/---

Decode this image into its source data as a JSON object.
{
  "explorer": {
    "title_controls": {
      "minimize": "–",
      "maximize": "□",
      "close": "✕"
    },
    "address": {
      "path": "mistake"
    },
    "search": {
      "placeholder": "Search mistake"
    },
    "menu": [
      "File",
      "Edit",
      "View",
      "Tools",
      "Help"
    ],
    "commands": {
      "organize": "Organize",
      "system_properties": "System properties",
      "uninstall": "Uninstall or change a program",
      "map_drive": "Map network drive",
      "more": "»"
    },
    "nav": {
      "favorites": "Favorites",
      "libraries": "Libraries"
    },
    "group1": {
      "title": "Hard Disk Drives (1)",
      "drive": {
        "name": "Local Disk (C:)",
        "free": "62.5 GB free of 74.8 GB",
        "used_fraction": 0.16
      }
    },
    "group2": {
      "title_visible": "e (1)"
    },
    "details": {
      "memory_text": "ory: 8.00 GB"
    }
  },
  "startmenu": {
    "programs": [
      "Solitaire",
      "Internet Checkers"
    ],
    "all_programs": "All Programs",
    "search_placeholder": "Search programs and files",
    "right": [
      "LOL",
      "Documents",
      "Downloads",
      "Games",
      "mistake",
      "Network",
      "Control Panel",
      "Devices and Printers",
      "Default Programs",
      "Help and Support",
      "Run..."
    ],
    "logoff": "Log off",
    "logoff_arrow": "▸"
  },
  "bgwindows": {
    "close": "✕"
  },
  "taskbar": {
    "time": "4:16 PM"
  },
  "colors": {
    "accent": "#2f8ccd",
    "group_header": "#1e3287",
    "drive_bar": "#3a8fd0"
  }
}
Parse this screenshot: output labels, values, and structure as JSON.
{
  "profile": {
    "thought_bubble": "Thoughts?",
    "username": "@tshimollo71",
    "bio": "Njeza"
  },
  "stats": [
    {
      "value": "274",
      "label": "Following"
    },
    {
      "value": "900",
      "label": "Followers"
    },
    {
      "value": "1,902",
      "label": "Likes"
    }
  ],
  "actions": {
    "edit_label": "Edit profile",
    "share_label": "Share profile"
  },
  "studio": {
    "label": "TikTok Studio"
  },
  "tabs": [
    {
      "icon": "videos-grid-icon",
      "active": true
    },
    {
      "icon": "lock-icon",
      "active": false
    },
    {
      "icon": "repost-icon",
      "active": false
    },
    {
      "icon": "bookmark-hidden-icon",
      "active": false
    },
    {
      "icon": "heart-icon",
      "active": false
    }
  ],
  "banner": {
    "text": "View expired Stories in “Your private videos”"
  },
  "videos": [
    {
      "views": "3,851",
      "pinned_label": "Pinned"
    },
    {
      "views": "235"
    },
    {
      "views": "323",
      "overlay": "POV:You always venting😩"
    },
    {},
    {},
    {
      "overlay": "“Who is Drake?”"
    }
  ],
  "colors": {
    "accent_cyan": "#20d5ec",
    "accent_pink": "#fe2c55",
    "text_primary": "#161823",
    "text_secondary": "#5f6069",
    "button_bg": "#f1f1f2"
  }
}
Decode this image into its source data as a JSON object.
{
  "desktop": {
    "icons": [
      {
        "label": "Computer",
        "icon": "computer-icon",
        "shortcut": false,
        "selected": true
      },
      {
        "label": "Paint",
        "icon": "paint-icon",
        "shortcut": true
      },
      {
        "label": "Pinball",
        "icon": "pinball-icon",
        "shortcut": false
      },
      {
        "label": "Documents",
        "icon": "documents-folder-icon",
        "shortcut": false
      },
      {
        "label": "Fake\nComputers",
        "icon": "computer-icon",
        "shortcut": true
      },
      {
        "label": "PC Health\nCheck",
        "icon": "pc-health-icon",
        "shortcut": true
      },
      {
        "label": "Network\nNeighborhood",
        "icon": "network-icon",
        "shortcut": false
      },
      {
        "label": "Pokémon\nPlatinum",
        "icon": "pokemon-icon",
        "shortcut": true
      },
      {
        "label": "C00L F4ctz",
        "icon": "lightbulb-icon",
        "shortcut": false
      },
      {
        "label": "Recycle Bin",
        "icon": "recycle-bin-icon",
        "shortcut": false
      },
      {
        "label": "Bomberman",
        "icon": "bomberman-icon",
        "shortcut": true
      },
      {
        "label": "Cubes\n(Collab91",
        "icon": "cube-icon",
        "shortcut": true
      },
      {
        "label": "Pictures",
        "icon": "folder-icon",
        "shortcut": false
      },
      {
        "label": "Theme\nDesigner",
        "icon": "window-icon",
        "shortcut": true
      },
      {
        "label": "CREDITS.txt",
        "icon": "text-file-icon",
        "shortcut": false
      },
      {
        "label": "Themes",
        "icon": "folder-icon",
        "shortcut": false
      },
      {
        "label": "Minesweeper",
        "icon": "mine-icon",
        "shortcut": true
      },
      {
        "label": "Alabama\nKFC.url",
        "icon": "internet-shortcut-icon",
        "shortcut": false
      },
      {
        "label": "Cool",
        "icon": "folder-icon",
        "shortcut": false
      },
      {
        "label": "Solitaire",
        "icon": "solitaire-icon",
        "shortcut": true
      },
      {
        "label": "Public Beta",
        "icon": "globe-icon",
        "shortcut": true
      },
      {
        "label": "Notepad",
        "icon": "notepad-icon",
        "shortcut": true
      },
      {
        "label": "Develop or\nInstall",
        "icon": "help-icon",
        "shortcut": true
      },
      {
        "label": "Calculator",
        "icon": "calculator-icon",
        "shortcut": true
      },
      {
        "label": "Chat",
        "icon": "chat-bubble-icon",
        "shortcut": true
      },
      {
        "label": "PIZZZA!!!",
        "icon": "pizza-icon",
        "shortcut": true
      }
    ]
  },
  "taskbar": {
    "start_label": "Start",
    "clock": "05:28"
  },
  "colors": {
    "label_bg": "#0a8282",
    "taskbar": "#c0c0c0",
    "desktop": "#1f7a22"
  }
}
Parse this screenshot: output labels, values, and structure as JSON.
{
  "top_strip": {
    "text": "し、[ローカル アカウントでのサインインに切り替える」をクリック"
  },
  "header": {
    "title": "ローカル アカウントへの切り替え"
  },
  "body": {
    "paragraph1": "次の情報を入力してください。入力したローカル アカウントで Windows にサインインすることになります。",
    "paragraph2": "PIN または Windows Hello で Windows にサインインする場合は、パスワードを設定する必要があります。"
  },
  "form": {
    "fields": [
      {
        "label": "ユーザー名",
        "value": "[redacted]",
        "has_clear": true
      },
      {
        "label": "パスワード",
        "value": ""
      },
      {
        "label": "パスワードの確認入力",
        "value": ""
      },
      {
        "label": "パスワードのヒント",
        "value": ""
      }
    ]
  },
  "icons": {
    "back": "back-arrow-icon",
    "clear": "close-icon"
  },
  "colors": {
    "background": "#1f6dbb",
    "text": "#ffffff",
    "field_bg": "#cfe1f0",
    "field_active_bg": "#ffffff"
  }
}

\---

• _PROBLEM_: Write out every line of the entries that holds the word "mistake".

• _SOLUTION TO THIS TASK_:
      "path": "mistake"
      "placeholder": "Search mistake"
      "mistake",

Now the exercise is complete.